3) Improper Grip or Position. Suffice to say that you cannot fire a decent score with any gun at any range if you continually change your grip or position.

4) Jerk or Heel. The application of pressure either with the trigger finger alone or in case of the heel, pushing with the heel of the hand at the same time. Apply pressure to the trigger straight to the rear and wait for the shot to break.

5) Anticipation. Anticipation can cause muscular reflexes of an instant nature that so closely coincide with recoil that extreme difficulty is experienced in making an accurate call. Anticipation is also the sire to flinching.

6) Loss of Concentration. If the shooter fails in his determination to apply positive pressure on the trigger while concentrating on the front sight his prior determination needs renewal and he should rest and start over.

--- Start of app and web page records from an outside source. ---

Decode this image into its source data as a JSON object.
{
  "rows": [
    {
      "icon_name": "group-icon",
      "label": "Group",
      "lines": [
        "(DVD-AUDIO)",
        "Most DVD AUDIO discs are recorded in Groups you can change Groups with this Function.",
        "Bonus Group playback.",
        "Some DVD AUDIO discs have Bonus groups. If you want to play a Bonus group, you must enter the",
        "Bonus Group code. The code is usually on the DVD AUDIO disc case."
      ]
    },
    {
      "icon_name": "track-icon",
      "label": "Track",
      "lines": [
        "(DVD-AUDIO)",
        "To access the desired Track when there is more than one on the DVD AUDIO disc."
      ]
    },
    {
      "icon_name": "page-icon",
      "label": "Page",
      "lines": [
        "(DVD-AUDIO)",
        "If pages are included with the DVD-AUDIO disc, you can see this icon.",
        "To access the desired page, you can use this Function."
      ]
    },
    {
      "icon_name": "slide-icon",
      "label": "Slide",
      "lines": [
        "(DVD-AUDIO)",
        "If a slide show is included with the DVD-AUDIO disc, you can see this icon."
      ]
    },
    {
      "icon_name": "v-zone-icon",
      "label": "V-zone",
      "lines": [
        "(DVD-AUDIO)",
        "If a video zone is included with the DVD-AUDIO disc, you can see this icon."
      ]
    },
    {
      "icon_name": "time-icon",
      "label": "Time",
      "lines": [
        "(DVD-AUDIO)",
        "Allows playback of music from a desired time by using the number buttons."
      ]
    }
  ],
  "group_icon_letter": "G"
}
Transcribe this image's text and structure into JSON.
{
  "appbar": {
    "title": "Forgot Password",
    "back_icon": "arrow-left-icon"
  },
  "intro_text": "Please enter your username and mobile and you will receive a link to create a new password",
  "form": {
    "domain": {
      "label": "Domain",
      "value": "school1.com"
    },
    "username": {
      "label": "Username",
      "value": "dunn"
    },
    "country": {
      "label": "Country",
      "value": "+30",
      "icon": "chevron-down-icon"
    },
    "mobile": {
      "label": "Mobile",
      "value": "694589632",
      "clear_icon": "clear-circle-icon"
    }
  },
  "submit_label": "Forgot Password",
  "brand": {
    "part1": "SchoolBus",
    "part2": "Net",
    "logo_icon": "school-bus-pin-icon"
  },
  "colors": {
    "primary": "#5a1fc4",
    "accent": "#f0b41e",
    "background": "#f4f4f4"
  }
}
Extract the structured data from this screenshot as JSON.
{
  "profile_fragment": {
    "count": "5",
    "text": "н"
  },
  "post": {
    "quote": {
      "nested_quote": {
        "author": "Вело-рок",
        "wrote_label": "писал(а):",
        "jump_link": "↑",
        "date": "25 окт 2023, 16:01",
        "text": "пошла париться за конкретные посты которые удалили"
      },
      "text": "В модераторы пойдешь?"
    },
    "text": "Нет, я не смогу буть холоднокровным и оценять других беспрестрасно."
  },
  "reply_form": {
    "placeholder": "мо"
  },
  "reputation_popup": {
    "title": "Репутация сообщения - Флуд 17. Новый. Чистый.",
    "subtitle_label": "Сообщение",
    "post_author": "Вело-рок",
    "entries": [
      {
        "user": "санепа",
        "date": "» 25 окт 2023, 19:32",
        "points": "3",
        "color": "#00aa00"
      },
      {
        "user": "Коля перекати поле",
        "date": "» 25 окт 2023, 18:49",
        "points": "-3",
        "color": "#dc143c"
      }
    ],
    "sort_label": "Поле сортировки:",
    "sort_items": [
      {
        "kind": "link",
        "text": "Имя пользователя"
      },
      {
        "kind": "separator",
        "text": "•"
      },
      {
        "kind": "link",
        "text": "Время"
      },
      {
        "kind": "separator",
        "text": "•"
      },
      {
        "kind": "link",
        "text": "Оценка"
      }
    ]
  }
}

7) Anxiety. You work and work on a shot, meanwhile building up in your mind doubt about the shot being good. Finally you shoot just to get rid of that particular round so you may work on the others.

8) Vacillation (Plain Laziness). This is a mental fault more than a physical one, which results in your accepting minor imperfections in your performance which you could correct if you worked a little harder. The end result being, you hope you get a good shot. Just like you hope you will get a gratis tax refund, and you will get one just about as frequently as you get the other.

9) Lack of Follow Through. Follow through is the subconscious attempt to keep everything just as it was at the time the shot broke. In other words you are continuing to fire the shot even after it is gone. Follow through is not to be confused with recovery. Merely recovering and holding on the target after the shot is no indication that you are following through.

10) Lack of Rhythm. Hesitancy on the first shot or any subsequent shot in timed or rapid fire. Develop a good rhythm and then have the fortitude to employ it every case. Frequently many shooters will have fine rhythm until the last shot of a string and then hesitate, doctoring up that last shot.

11) Match Pressure. If there are 200 competitors in a match, rest assured that there are 200 shooters suffering from match pressure. So what makes you think you are so different? If you are exerting all your mental energy toward executing the correct fundamentals rather than the arithmetic evaluation, your shooting match pressure will be what you feel when people congratulate you on a fine performance.